Finding ways to fund university technologies and start-ups is one of a TTO’s biggest challenges that increasingly requires creative solutions. Here’s one from the University of California, Los Angeles (UCLA), which is using a novel concept in funding that creates a sort of circular giving.
The UCLA Venture Capital Fund invests in university start-ups and provides mentoring, and the start-ups that participate must donate stock in the companies back to the university. This approach is different from the more common practice of universities simply taking equity in a start-up, explains Michael Silton, executive director of the fund and the developer of this strategy he calls “cashless giving.”

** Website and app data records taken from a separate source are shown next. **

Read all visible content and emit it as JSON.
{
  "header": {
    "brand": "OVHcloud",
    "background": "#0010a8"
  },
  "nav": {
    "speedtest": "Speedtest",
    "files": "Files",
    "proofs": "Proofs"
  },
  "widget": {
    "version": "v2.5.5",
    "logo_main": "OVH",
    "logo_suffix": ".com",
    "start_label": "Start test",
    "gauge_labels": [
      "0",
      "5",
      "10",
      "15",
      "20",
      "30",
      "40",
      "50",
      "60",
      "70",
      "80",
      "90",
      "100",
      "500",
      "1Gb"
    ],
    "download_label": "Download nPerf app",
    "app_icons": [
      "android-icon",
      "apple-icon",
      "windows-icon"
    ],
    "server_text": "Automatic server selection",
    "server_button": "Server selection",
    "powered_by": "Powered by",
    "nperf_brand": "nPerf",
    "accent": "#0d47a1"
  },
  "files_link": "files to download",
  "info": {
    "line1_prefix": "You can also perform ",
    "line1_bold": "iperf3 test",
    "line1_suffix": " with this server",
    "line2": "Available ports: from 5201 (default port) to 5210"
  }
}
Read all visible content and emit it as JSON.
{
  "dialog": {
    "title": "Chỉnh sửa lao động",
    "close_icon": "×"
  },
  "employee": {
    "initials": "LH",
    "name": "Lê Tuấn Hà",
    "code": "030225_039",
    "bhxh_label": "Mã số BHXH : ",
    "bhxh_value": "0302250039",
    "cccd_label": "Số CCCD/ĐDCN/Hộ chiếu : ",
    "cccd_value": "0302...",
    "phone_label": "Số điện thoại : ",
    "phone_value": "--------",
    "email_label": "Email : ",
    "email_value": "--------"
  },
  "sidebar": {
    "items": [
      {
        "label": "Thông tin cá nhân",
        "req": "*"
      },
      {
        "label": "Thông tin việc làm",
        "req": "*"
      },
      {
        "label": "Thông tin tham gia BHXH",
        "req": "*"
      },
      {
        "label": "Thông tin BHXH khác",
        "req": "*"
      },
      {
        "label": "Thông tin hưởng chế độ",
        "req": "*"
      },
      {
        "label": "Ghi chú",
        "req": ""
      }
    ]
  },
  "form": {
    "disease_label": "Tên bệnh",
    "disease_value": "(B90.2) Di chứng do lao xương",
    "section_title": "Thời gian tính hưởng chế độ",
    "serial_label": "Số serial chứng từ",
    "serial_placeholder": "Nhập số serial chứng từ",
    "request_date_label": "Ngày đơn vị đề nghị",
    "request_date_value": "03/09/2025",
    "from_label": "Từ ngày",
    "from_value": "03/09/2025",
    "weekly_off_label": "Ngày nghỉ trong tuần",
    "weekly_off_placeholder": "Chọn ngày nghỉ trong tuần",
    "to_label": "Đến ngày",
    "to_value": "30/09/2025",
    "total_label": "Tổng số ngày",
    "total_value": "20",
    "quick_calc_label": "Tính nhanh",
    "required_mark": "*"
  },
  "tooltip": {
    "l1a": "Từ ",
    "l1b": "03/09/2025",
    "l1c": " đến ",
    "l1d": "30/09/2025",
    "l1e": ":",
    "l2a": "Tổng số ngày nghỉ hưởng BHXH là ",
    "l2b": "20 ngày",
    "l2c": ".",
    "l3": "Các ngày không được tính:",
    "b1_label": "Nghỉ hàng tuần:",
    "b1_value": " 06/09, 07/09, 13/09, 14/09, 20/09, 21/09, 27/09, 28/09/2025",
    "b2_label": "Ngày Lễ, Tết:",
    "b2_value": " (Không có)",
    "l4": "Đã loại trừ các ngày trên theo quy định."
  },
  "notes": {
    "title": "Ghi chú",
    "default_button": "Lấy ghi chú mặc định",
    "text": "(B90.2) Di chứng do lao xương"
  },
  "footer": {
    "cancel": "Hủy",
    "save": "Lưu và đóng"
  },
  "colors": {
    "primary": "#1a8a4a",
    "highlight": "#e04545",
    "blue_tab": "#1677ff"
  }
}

“This model is an interesting way to fund a capital fund and also create a virtuous cycle of giving back to the next generation,” he says. “Unlike traditional venture capital funds that are started by someone giving you millions of dollars of cash that you go out and invest for a return, we have said that we want to catch people as they are starting companies and have them donate part of that company back to the university at a time when it is still just the promise of something more.”
A key aspect of the strategy is that the start-up actually is only pledging the company shares of common or preferred stock and promising to make the actual transfer when shares are distributed at a later date — for example, when the company has a merger or IPO. Looking forward to that date, the UCLA community is motivated to help the start-up and turn that donation into liquidity, Silton says. The company shares are pledged while they have a lower valuation, and then UCLA benefits from the appreciation of the shares. The liquidity is then used to help the next generation of start-ups. A detailed article on the “cashless giving” model appears in the February issue of Technology Transfer Tactics. To subscribe and access the full article, as well as our subscriber-only library filled with hundreds of case studies and TTO success strategies, CLICK HERE.